Yesterday, the North American Electric Reliability Corporation, or NERC, released its 2011 Long-Term Reliability Assessment. The NERC report identified environmental regulations as one “of the greatest risks” to reliability. Much of the focus of the concern was on EPA’s MACT rule for hazardous air pollutants and its 316(b) rule for cooling water intake structures. While expressing uncertainty about these not-yet finalized rules, the NERC report took an extremely cautious approach, largely assuming the worst in terms of the stringency and inflexibility of these rules.
Appropriate caution? Not according to EPA.
In a letter to NERC, EPA Deputy Administrator Bob Persciasepe accused NERC of simply ignoring what EPA has said regarding the provisions of those rules and how they will be implemented. For example, with respect to the 316(b) rule, NERC assumes that the rule will require closed cycle cooling, even though EPA has explicitly said it will not require closed cycle cooling on all units and the rule will allow the cost of controls and potential impacts on reliability to be considered in determining appropriate technology.
As Persciasepe summarized:
NERC’s draft report describes an extreme outcome that arises from a scenario where the most stringent and costly rules imaginable took effect, and no one at the federal, state, or local level took any steps to ensure the continued reliability of the grid.

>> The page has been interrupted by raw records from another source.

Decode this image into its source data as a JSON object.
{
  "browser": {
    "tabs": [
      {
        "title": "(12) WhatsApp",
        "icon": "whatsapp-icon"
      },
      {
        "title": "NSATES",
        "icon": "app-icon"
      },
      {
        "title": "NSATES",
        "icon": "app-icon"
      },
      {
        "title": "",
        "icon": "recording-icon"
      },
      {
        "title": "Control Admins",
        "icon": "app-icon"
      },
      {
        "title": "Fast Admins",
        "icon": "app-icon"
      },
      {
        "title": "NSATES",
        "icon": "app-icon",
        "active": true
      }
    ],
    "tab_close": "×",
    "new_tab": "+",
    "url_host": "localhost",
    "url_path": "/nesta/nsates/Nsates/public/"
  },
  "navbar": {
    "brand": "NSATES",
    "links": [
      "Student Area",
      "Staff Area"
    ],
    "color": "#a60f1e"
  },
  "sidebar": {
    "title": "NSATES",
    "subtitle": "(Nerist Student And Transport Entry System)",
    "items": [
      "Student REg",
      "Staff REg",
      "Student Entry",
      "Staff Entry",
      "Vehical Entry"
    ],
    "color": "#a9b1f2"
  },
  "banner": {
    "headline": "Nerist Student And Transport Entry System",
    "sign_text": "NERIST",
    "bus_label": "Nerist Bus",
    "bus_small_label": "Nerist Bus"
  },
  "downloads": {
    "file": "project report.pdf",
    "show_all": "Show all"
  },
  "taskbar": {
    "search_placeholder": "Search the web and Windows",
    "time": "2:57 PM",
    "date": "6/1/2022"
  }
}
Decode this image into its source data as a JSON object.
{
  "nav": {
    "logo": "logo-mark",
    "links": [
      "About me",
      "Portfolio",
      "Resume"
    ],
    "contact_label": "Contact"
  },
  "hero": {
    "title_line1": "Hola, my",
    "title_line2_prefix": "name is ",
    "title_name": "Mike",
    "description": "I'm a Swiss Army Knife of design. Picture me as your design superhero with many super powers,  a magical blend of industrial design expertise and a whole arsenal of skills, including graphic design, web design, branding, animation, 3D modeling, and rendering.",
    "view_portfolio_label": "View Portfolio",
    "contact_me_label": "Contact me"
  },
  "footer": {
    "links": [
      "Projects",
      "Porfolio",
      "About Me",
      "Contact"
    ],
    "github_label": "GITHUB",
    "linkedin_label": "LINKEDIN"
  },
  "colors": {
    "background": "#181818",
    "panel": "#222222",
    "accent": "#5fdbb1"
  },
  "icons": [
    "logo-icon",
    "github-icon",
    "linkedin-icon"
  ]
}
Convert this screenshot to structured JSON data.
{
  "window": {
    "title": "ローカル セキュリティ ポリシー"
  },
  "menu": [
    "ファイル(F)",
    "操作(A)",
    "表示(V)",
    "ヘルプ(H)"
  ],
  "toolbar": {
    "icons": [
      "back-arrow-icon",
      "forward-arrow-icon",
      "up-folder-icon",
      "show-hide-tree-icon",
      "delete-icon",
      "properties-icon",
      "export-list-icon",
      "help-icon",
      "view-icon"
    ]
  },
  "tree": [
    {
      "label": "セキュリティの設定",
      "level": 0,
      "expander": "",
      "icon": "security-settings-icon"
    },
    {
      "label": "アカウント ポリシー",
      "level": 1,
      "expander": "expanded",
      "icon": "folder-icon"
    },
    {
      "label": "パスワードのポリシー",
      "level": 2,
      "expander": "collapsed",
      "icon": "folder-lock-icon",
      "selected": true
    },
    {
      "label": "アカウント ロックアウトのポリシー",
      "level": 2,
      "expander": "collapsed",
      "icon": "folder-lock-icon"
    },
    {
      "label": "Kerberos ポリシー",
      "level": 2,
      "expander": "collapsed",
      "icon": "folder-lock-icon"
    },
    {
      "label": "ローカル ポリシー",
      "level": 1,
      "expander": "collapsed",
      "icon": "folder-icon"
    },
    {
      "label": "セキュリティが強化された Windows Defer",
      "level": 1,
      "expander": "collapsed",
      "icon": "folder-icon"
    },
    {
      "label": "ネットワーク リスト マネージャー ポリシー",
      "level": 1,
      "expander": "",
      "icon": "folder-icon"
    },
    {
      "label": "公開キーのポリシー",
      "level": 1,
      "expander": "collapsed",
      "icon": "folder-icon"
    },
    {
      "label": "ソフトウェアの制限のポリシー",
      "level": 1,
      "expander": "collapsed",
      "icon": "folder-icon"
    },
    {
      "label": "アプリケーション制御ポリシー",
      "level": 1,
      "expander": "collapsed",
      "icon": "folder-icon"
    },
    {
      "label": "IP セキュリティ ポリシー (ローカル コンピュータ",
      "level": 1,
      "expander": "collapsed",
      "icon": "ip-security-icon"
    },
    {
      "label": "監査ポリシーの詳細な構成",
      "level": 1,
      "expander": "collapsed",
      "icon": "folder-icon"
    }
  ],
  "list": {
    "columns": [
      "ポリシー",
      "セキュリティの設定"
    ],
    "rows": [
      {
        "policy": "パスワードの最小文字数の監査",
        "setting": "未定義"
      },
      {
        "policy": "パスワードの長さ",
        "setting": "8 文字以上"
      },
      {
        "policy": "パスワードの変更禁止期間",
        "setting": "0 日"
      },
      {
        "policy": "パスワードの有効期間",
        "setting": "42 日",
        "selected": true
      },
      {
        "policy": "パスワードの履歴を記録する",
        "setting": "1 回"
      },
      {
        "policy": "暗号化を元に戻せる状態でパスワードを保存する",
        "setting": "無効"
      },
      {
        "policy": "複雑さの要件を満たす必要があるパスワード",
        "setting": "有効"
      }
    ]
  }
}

Fortunately, the EPA’s analysis and several external analyses show that, where the EPA’s actual rules are accurately characterized, there is no adverse impact on capacity reserves in any region of the country. If isolated, local reliability challenges were to emerge due to individual plant retirements, the Clean Air Act and Clean Water Act provide flexibility mechanisms to ensure that sources can be brought into compliance over time while maintaining reliability.
In my most recent post on this subject, I noted that a comprehensive look at the reliability issue by FERC would be helpful. While I understand NERC’s approach to err on the side of caution, I agree with EPA that NERC overdid it here. Most of the old plants at risk of retirement are not going to have to install closed cycle cooling. I wouldn’t quite describe the NERC report as Chicken Little, but I don’t think the sky is falling. I’m still waiting for a more balanced and comprehensive review – and still skeptical that such a report would attain universal credibility, even if were to deserve it.